Gazprom has breached contracts and restricted or stopped gas imports to numerous European nations since last week. A plan that serves both political and economic goals and will result in an inversion of the Old Continent's energy paradigm.

russian gas pipeline
[Russian gas pipeline]

Russia's pressure on Europe by progressively shutting off their gas serves various reasons and multiplies political, economic, and social pressure points. "The cutbacks and gas cuts, carried out under different pretexts such as a shortage of replacement parts as a result of Western sanctions, make it feasible to underline Moscow's antagonism toward European initiatives." "For example, four leaders of state and government visited Kiev last week," says Marc-Antoine Eyl-Mazzega, director of Ifri's energy and climate centre (French Institute for International Relations). Russia, on the other hand, is not shooting itself in the foot since profits from oil and derivatives are far more important to the Russian economy than gas exports.

The Kremlin moves with greater zeal as it observes that the Europeans manage to recompose their inventories despite everything, although at exorbitant prices, limiting Moscow's annoyance capacity this winter. You should practise them right now. Especially when petrol shortage drives up costs, which might lead to societal unrest, such as the "yellow vest" protests in France. Similarly, a dearth of fertilisers (all synthetic nitrogen fertilisers are derived from fossil fuels) and a ban on wheat exports might result in a true food crisis. "The Russians have a nice time blaming Western sanctions when they seek to use famine as a political weapon," says Ifri director Thomas Gomart.

The energy crisis will have a significant impact. "European competitiveness will suffer significantly since we have long relied on cheap energy prices," says Marc-Antoine Eyl-Mazzega. Today, however, a European will pay 100 euros for a megawatt hour of gas, whereas an American would pay 10 and a Russian will pay 2 or 3. In response, "Middle Eastern nations are attempting to build on low carbon energy such as hydrogen." In the short and medium run, European industries may seek to go where energy is cheap. This means employment losses on our continent, a loss of value... the entire ecology is disrupted," argues the expert. To reduce global warming, he believes it will be vital to strive to invest in OECD nations.

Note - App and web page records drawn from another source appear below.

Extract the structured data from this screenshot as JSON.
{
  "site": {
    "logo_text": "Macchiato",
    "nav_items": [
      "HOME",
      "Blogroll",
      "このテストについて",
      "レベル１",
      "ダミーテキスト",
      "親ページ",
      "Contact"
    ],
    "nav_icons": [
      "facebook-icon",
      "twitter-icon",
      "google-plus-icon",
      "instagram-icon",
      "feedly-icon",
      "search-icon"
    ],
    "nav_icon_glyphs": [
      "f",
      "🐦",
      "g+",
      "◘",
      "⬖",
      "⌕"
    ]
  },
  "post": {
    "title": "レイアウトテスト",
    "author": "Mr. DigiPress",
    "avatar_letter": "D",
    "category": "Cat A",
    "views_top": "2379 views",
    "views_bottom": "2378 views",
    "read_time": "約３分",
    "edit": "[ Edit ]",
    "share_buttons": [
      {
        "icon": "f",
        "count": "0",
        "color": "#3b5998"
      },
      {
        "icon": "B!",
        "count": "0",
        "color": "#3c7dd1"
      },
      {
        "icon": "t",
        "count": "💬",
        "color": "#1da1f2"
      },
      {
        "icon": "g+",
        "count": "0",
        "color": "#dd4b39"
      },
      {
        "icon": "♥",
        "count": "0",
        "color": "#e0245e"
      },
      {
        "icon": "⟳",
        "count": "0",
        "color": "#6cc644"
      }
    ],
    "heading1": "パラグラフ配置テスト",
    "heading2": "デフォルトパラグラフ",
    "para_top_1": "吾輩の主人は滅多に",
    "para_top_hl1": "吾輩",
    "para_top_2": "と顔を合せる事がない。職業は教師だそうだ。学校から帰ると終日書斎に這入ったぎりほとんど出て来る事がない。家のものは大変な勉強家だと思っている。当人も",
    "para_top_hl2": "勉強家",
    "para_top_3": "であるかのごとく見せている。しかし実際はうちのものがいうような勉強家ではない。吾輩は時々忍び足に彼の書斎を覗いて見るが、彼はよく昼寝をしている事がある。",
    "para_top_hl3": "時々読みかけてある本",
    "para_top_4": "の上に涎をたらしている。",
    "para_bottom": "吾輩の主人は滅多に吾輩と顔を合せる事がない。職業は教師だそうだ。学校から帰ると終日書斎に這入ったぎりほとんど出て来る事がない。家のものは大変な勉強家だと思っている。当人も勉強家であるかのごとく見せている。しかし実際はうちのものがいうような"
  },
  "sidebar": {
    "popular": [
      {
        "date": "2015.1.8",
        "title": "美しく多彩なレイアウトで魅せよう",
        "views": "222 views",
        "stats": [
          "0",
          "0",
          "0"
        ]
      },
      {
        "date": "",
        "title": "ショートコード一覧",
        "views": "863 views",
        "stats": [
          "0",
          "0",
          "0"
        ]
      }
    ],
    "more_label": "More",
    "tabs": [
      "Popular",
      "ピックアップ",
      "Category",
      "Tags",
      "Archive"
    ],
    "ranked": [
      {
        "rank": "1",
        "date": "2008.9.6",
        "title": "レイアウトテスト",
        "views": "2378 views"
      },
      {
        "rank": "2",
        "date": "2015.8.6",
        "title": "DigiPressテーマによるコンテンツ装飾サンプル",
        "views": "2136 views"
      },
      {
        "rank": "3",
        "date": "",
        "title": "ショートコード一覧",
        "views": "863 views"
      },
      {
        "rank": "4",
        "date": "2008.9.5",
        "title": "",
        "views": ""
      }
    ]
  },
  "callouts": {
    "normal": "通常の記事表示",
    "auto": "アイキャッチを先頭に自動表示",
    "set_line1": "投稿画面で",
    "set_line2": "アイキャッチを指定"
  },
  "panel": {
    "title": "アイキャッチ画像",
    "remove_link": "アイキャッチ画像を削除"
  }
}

All of this is leading to a "reversal of the energy paradigm, which will further enhance connections between the US and the rest of the Atlantic Alliance," according to Ifri's director. "As we strive towards decarbonization by 2050, we are hastening systemic transformation." The transformation increases rather than decreases geopolitical danger.

Indeed, in order to wean itself off Russian gas, Europe will resort to American liquefied natural gas, which is derived from shale gas by hydraulic fracturing, a technology that is not particularly consistent with "green" goals. "We are shifting from reliance on Russia to reliance on the United States." "American gas imports are highly flexible, they have a big economic advantage, but if they want to fulfil the requirements of investors, they will have to address the "cleanliness" of their extraction procedures," said Marc-Antoine Eyl. -Mazzega.
Previous Post Next Post